News

Journalists targeted as unrest in eastern Ukraine intensifies

As Ukrainians headed to the polls on 25 May in snap elections that were commended by international observers for largely upholding democratic commitments, turmoil in eastern Ukraine saw an increase in violence against journalists. A day before the elections, Italian photojournalist Andrea Rocchelli and his Russian interpreter Andrey Mironov were killed while covering the fighting in Slavyansk, while on 25 May, separatists took two journalists hostage – Viacheslav Bondarenko and Maksym Osovsky – as they covered the elections in Luhansk region. The pair was released several days later.

Ethiopia tightens its grip on media ahead of 2015 elections

“The current regime follows this pattern: immediately before elections, they start to muzzle every critical voice,” protests Endalk Chala, a co-founder and member of the Ethiopian blogging collective called “Zone 9” – a proverbial reference to Ethiopia’s situation beyond the eight zones that divide the notorious Kaliti prison, where many journalists and political prisoners are kept behind bars.

“Prospects are grim” for press freedom in Thailand

The military junta is tightening its grip on the nation’s press following last week’s military coup in Thailand. After martial law was declared and soldiers stormed several TV stations, orders effectively stifling any free expression have been followed by the arrest or summoning of hundreds of politicians, activists and journalists.

Another journalist killed as violence grips the Philippines

The killing of a radio broadcaster in the Philippines has dealt another blow to wavering press freedom in the country.

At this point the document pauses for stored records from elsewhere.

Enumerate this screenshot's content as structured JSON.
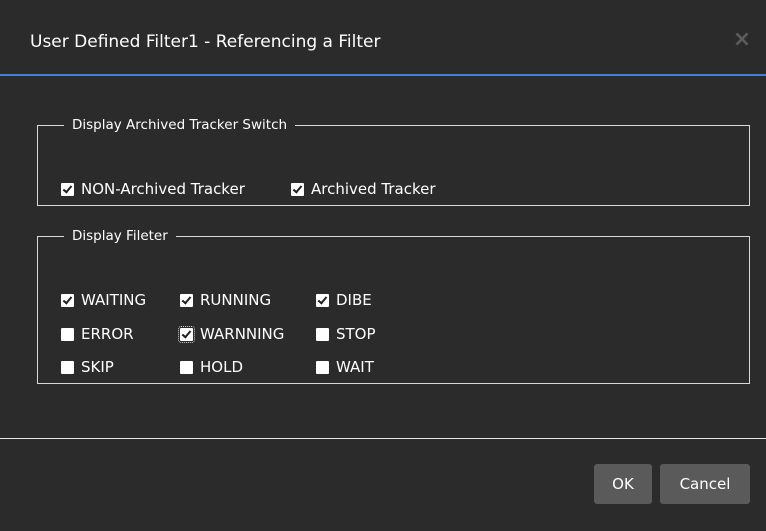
{
  "dialog": {
    "title": "User Defined Filter1 - Referencing a Filter",
    "close_symbol": "×"
  },
  "archive_group": {
    "legend": "Display Archived Tracker Switch",
    "options": [
      {
        "label": "NON-Archived Tracker",
        "checked": true
      },
      {
        "label": "Archived Tracker",
        "checked": true
      }
    ]
  },
  "filter_group": {
    "legend": "Display Fileter",
    "options": [
      {
        "label": "WAITING",
        "checked": true
      },
      {
        "label": "RUNNING",
        "checked": true
      },
      {
        "label": "DIBE",
        "checked": true
      },
      {
        "label": "ERROR",
        "checked": false
      },
      {
        "label": "WARNNING",
        "checked": true,
        "focused": true
      },
      {
        "label": "STOP",
        "checked": false
      },
      {
        "label": "SKIP",
        "checked": false
      },
      {
        "label": "HOLD",
        "checked": false
      },
      {
        "label": "WAIT",
        "checked": false
      }
    ]
  },
  "buttons": {
    "ok_label": "OK",
    "cancel_label": "Cancel"
  },
  "colors": {
    "background": "#2b2b2b",
    "header_accent": "#3f7fd6",
    "button_bg": "#5a5a5a"
  }
}
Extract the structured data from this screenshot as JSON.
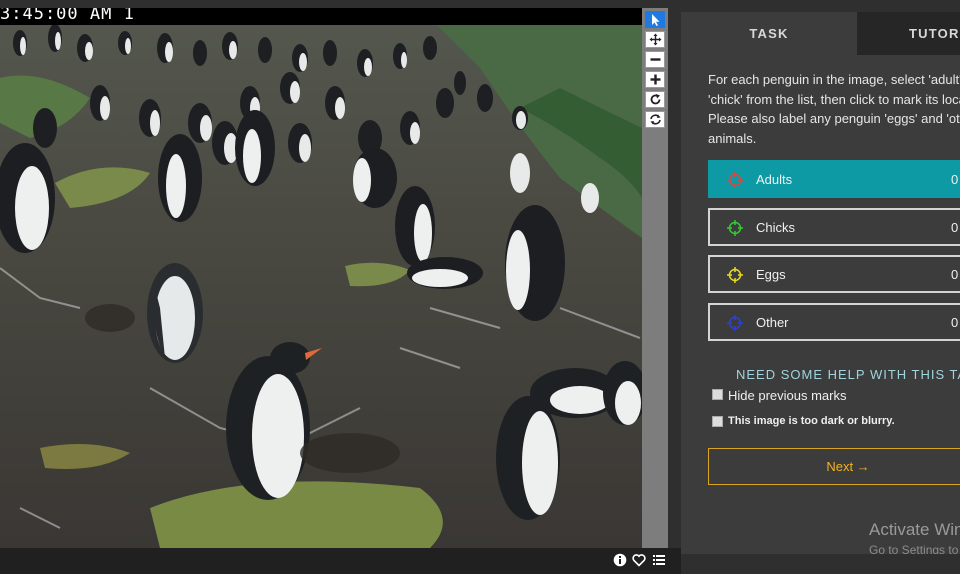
{
  "camera": {
    "timestamp": "3:45:00 AM   1"
  },
  "toolbar": {
    "tools": [
      "pointer-icon",
      "pan-icon",
      "zoom-out-icon",
      "zoom-in-icon",
      "rotate-icon",
      "reset-icon"
    ]
  },
  "footer_icons": [
    "info-icon",
    "heart-icon",
    "list-icon"
  ],
  "task": {
    "tabs": [
      "TASK",
      "TUTORIAL"
    ],
    "instructions": [
      "For each penguin in the image, select 'adult' or",
      "'chick' from the list, then click to mark its location.",
      "Please also label any penguin 'eggs' and 'other'",
      "animals."
    ],
    "choices": [
      {
        "label": "Adults",
        "count": "0",
        "color": "#e0463c",
        "selected": true
      },
      {
        "label": "Chicks",
        "count": "0",
        "color": "#33cc33",
        "selected": false
      },
      {
        "label": "Eggs",
        "count": "0",
        "color": "#e5dc20",
        "selected": false
      },
      {
        "label": "Other",
        "count": "0",
        "color": "#2f3fd6",
        "selected": false
      }
    ],
    "help_text": "NEED SOME HELP WITH THIS TASK?",
    "checkbox_hide": "Hide previous marks",
    "checkbox_dark": "This image is too dark or blurry.",
    "next_label": "Next →"
  },
  "watermark": {
    "line1": "Activate Windows",
    "line2": "Go to Settings to activate Windows."
  },
  "colors": {
    "accent": "#0d9aa5",
    "next": "#f2b320",
    "panel": "#3c3c3c"
  }
}
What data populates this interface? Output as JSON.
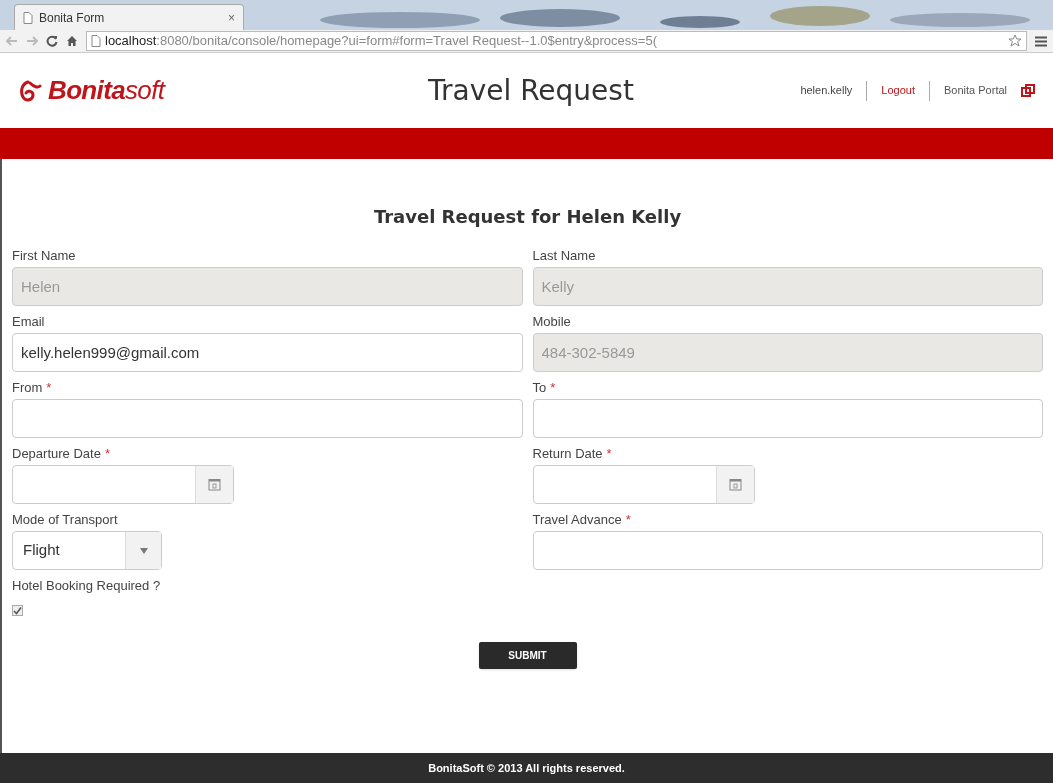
{
  "browser": {
    "tab_title": "Bonita Form",
    "tab_close": "×",
    "url_host": "localhost",
    "url_rest": ":8080/bonita/console/homepage?ui=form#form=Travel Request--1.0$entry&process=5("
  },
  "header": {
    "logo": "**Bonita**soft",
    "title": "Travel Request",
    "user": "helen.kelly",
    "logout": "Logout",
    "portal": "Bonita Portal"
  },
  "form": {
    "heading": "Travel Request for Helen Kelly",
    "rows": [
      [
        {
          "kind": "text",
          "label": "First Name",
          "value": "Helen",
          "disabled": true
        },
        {
          "kind": "text",
          "label": "Last Name",
          "value": "Kelly",
          "disabled": true
        }
      ],
      [
        {
          "kind": "text",
          "label": "Email",
          "value": "kelly.helen999@gmail.com",
          "disabled": false
        },
        {
          "kind": "text",
          "label": "Mobile",
          "value": "484-302-5849",
          "disabled": true
        }
      ],
      [
        {
          "kind": "text",
          "label": "From",
          "required_mark": "*",
          "disabled": false
        },
        {
          "kind": "text",
          "label": "To",
          "required_mark": "*",
          "disabled": false
        }
      ],
      [
        {
          "kind": "date",
          "label": "Departure Date",
          "required_mark": "*"
        },
        {
          "kind": "date",
          "label": "Return Date",
          "required_mark": "*"
        }
      ],
      [
        {
          "kind": "select",
          "label": "Mode of Transport",
          "value": "Flight"
        },
        {
          "kind": "text",
          "label": "Travel Advance",
          "required_mark": "*",
          "disabled": false
        }
      ],
      [
        {
          "kind": "checkbox",
          "label": "Hotel Booking Required ?",
          "checked": true
        }
      ]
    ],
    "submit": "SUBMIT"
  },
  "footer": "BonitaSoft © 2013 All rights reserved."
}
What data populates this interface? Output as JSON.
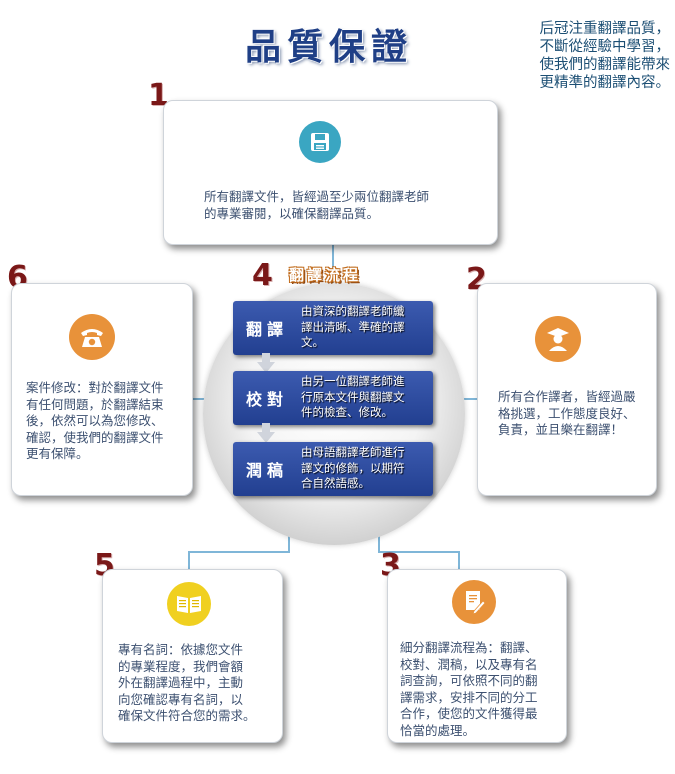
{
  "header": {
    "title": "品質保證",
    "slogan": [
      "后冠注重翻譯品質，",
      "不斷從經驗中學習，",
      "使我們的翻譯能帶來",
      "更精準的翻譯內容。"
    ]
  },
  "cards": [
    {
      "num": "1",
      "icon": "floppy-disk-icon",
      "color": "#3aa6c2",
      "lines": [
        "所有翻譯文件，皆經過至少兩位翻譯老師",
        "的專業審閱，以確保翻譯品質。"
      ]
    },
    {
      "num": "2",
      "icon": "graduate-person-icon",
      "color": "#e8923a",
      "lines": [
        "所有合作譯者，皆經過嚴",
        "格挑選，工作態度良好、",
        "負責，並且樂在翻譯！"
      ]
    },
    {
      "num": "3",
      "icon": "document-pen-icon",
      "color": "#e8923a",
      "lines": [
        "細分翻譯流程為：翻譯、",
        "校對、潤稿，以及專有名",
        "詞查詢，可依照不同的翻",
        "譯需求，安排不同的分工",
        "合作，使您的文件獲得最",
        "恰當的處理。"
      ]
    },
    {
      "num": "5",
      "icon": "open-book-icon",
      "color": "#f0d020",
      "lines": [
        "專有名詞：依據您文件",
        "的專業程度，我們會額",
        "外在翻譯過程中，主動",
        "向您確認專有名詞，以",
        "確保文件符合您的需求。"
      ]
    },
    {
      "num": "6",
      "icon": "telephone-icon",
      "color": "#e8923a",
      "lines": [
        "案件修改：對於翻譯文件",
        "有任何問題，於翻譯結束",
        "後，依然可以為您修改、",
        "確認，使我們的翻譯文件",
        "更有保障。"
      ]
    }
  ],
  "flow": {
    "num": "4",
    "title": "翻譯流程",
    "steps": [
      {
        "label": "翻譯",
        "lines": [
          "由資深的翻譯老師纖",
          "譯出清晰、準確的譯",
          "文。"
        ]
      },
      {
        "label": "校對",
        "lines": [
          "由另一位翻譯老師進",
          "行原本文件與翻譯文",
          "件的檢查、修改。"
        ]
      },
      {
        "label": "潤稿",
        "lines": [
          "由母語翻譯老師進行",
          "譯文的修飾，以期符",
          "合自然語感。"
        ]
      }
    ]
  }
}
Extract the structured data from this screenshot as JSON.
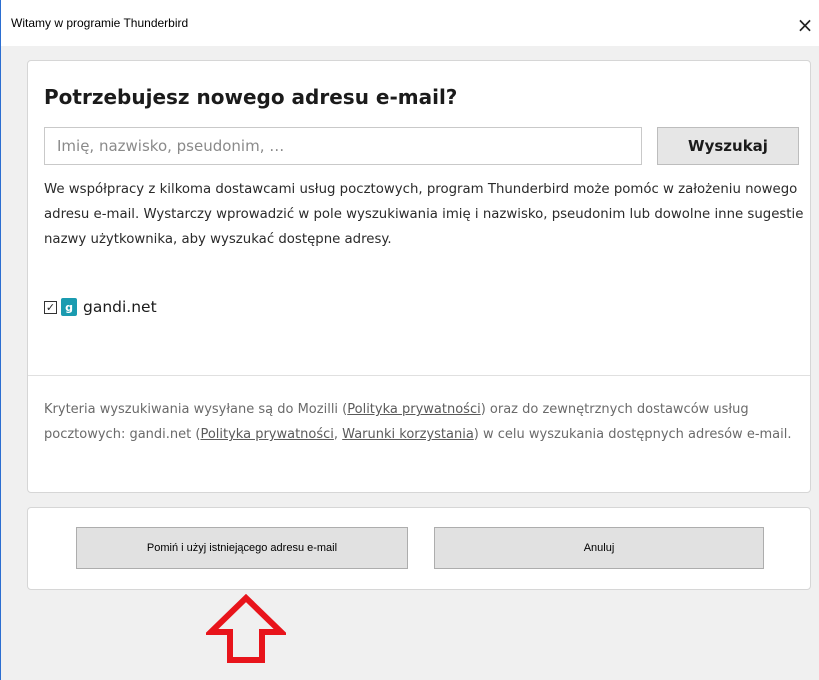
{
  "window": {
    "title": "Witamy w programie Thunderbird",
    "close_glyph": "×"
  },
  "main": {
    "heading": "Potrzebujesz nowego adresu e-mail?",
    "search": {
      "placeholder": "Imię, nazwisko, pseudonim, …",
      "value": "",
      "button_label": "Wyszukaj"
    },
    "description": "We współpracy z kilkoma dostawcami usług pocztowych, program Thunderbird może pomóc w założeniu nowego adresu e-mail. Wystarczy wprowadzić w pole wyszukiwania imię i nazwisko, pseudonim lub dowolne inne sugestie nazwy użytkownika, aby wyszukać dostępne adresy.",
    "provider": {
      "checked": true,
      "check_glyph": "✓",
      "logo_icon": "gandi-logo-icon",
      "logo_glyph": "g",
      "name": "gandi.net"
    },
    "privacy": {
      "part1": "Kryteria wyszukiwania wysyłane są do Mozilli (",
      "link1": "Polityka prywatności",
      "part2": ") oraz do zewnętrznych dostawców usług pocztowych: gandi.net (",
      "link2": "Polityka prywatności",
      "part3": ", ",
      "link3": "Warunki korzystania",
      "part4": ") w celu wyszukania dostępnych adresów e-mail."
    }
  },
  "footer": {
    "skip_label": "Pomiń i użyj istniejącego adresu e-mail",
    "cancel_label": "Anuluj"
  },
  "annotation": {
    "arrow_icon": "red-up-arrow-icon",
    "color": "#e8141b"
  }
}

Samuel Oliverio was attacked on 23 May while driving his motorcycle with his wife in Digos city in the south of the country.

Staying ahead of the pack: Martin Belam on digital innovation at Trinity Mirror

What does data journalism look like at a tabloid newspaper? Martin Belam, editor of at Trinity Mirror’s new offerings Ampp3d and Mirror Row Zed, is experimenting with the model. The Trinity Mirror group is Britain’s biggest newspaper company, publishing two national tabloid titles and 240 regional newspapers.

Journalists released, but Turkey’s press freedom remains fragile

In the wake of intense global pressure, the Turkish government has released several of its imprisoned journalists in recent weeks. Among those freed is Füsun Erdoğan, arrested in 2006 and condemned to a life sentence + 300 years. Erdoğan was featured in WAN-IFRA’s “30 Days for Freedom” campaign, and her son spoke to WAN-IFRA’s Alexandra Waldhorn after his mother’s release.

Azerbaijan leading by example as more journalists are jailed

As Azerbaijan took up its chairmanship of the Council on Europe on Wednesday, WAN-IFRA raised concerns that this prominent position would be seen as tacit approval of the country’s appalling human rights and press freedom record. Following publication, Council of Europe spokesman Daniel Höltgen spoke to Douglas Grant to explain the organisation’s position.

Turkish Journalist Füsun Erdoğan Released from 300 Year Jail Sentence

Sentenced to life in prison plus an additional 300 years, Fusun Erdogan went from a hard-working radio journalist in Istanbul to being confined to a prison cell. For two years after her arrest by plainclothes police in September 2006, Erdogan, who holds Dutch and Turkish citizenship, didn’t even know her crime. Overall, her trial lasted more than eight years.

De Benedetti: Why I, Like Mr. Döpfner, Fear Google

Italian media mogul Carlo De Benedetti responds to Mathias Döpfner’s recent concerns about Google, and expresses his fear and admiration for the search-engine giant. He suggests five points which could form an industrial strategy against “global operators.” Benedetti will be speaking at the World Newspaper Congress in Torino, Italy on Wednesday, 11 June.

Journalists behind bars as Azerbaijan takes centre stage

Today Azerbaijan takes up the chairmanship of the Council of Europe, the self-described “leading human rights organisation” on the continent. Meanwhile in Baku, the ruthless crackdown on so many of the freedoms protected in the European Convention on Human Rights continues unabated.